If former Florida Gov. Jeb Bush wins the White House next year, the Republican candidate’s family will become “the greatest dynasty in American history.”
That’s according to Stephen Hess, senior fellow emeritus at the Brookings Institution and author of the forthcoming book America’s Political Dynasties.
In a recent interview with InsideSources, Hess noted that the Bushes would be the first family to produce three U.S. presidents, having already given the nation the administrations of George H.W. Bush (1989-1993) and George W. Bush (2001-2009).
The scholar also rejected the popular notion that former Democratic Secretary of State Hillary Clinton’s election would represent dynastic politics following her husband Bill Clinton’s presidential administration in the 1990s. “The Clintons become a dynasty when their granddaughter runs for the House of Representatives in 2040 and gets elected,” he said.
One irony of this difference, Hess argued, is that “the Clintons are not a dynasty but would like to be one, and the Bushes are a dynasty but keep denying that they are.” (Jeb has struggled with how to present himself in relation to his brother, whose presidency became quite unpopular.)
Hess also reminded InsideSources that the Bushes and the Clintons have quite different pedigrees. The first family comes from privilege, the second from modest means. “You could almost say that one came from the mountaintop and one came from the valley,” he said.
In researching his book, the scholar learned a great deal about the history of American dynasties, much of which is useful as we continue to watch prominent political families compete for power.

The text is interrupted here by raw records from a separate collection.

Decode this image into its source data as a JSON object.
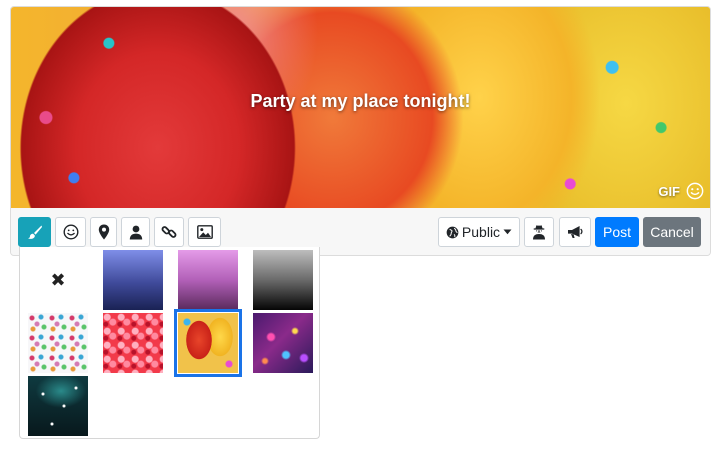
{
  "post": {
    "text": "Party at my place tonight!",
    "gif_badge": "GIF"
  },
  "toolbar": {
    "left_tools": [
      {
        "name": "background",
        "icon": "paintbrush-icon",
        "active": true
      },
      {
        "name": "emoji",
        "icon": "smiley-icon"
      },
      {
        "name": "location",
        "icon": "map-marker-icon"
      },
      {
        "name": "tag-people",
        "icon": "user-icon"
      },
      {
        "name": "link",
        "icon": "link-icon"
      },
      {
        "name": "image",
        "icon": "image-icon"
      }
    ],
    "privacy_label": "Public",
    "post_label": "Post",
    "cancel_label": "Cancel"
  },
  "background_picker": {
    "selected_index": 6,
    "options": [
      {
        "id": "none",
        "symbol": "✖"
      },
      {
        "id": "blue-gradient"
      },
      {
        "id": "pink-gradient"
      },
      {
        "id": "gray-gradient"
      },
      {
        "id": "hearts-white"
      },
      {
        "id": "hearts-red"
      },
      {
        "id": "balloons"
      },
      {
        "id": "galaxy"
      },
      {
        "id": "space"
      }
    ]
  },
  "colors": {
    "active_tool": "#17a2b8",
    "primary": "#007bff",
    "secondary": "#6c757d",
    "selection_outline": "#1a73e8"
  }
}
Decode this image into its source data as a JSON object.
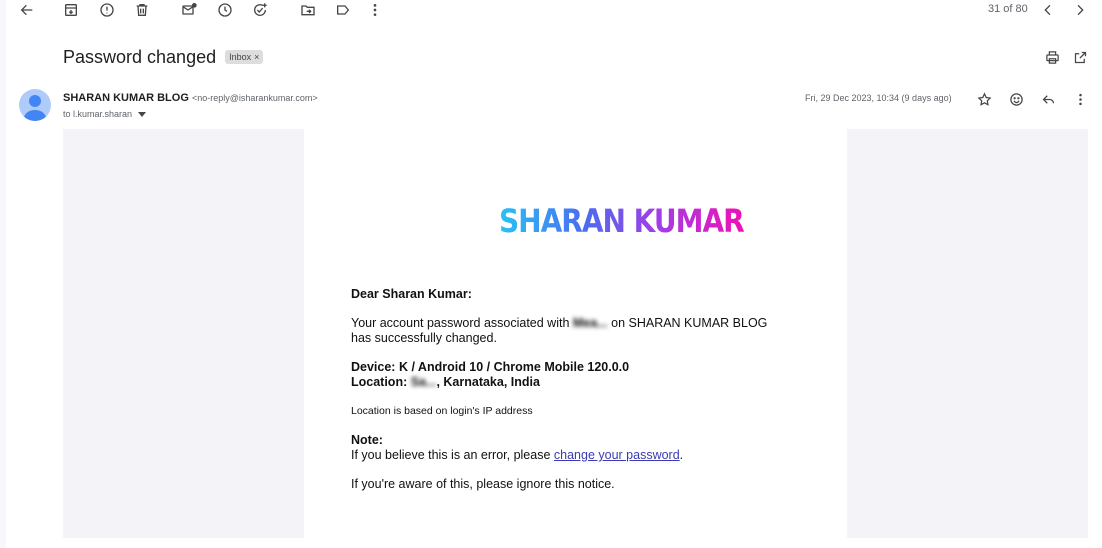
{
  "toolbar": {
    "icons": [
      "back-arrow-icon",
      "archive-icon",
      "report-spam-icon",
      "delete-icon",
      "mark-unread-icon",
      "snooze-icon",
      "add-to-tasks-icon",
      "move-to-icon",
      "label-icon",
      "more-vert-icon"
    ],
    "pager": "31 of 80"
  },
  "subject": {
    "title": "Password changed",
    "label_chip": "Inbox",
    "chip_remove": "×"
  },
  "message": {
    "sender_name": "SHARAN KUMAR BLOG",
    "sender_email": "<no-reply@isharankumar.com>",
    "to": "to l.kumar.sharan",
    "date": "Fri, 29 Dec 2023, 10:34 (9 days ago)"
  },
  "email": {
    "logo": "SHARAN KUMAR",
    "greeting": "Dear Sharan Kumar:",
    "para1_a": "Your account password associated with ",
    "para1_redacted": "Mea...",
    "para1_b": " on SHARAN KUMAR BLOG has successfully changed.",
    "device": "Device: K / Android 10 / Chrome Mobile 120.0.0",
    "location_label": "Location: ",
    "location_redacted": "Sa...",
    "location_rest": ", Karnataka, India",
    "location_note": "Location is based on login's IP address",
    "note_title": "Note:",
    "note_text_a": "If you believe this is an error, please ",
    "note_link": "change your password",
    "note_text_b": ".",
    "ignore_text": "If you're aware of this, please ignore this notice."
  },
  "colors": {
    "page_bg": "#f6f8fc",
    "email_outer_bg": "#f4f4f8",
    "link": "#3b3bb3",
    "logo_gradient": [
      "#28c3f5",
      "#4b6cf0",
      "#a33de8",
      "#f010b5"
    ]
  }
}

To begin with, many Americans see dynasties as “a brand name … like Ivory Soap.” According to Hess, “People tend to be initially inclined toward a name that has had luster and done work they like.”
Still, the scholar said being from a famous political family doesn’t guarantee future success:
What usually happens with these most famous names is that the child does inherit something that may be the equivalent of one step up on the political ladder. If your parent is in Congress and well thought of, you may have a real advantage for a seat in the state legislature or the city council, but what tends to happen is, after that first time around, you’re really on your own.
Hess cited the example of the Kennedys in Massachusetts, a family with one of the country’s strongest political brands. There’s no question they’ve been disproportionately represented in elected office over the years, but they’ve also had family members who couldn’t make it in politics.
“Look at Caroline Kennedy,” Hess said. “She tried to run for the Senate, more or less, and she just couldn’t make it. It wasn’t her stuff, and she wasn’t very good at it.”
Hess thinks the phenomenon of dynasties will endure in American politics, but he doesn’t think the nation has been disadvantaged by them. “Dynasties are born and dynasties die,” he said, at which point different families rise to prominence.
So for now, it’s the Bushes and (maybe soon) the Clintons. Within a few generations, who knows?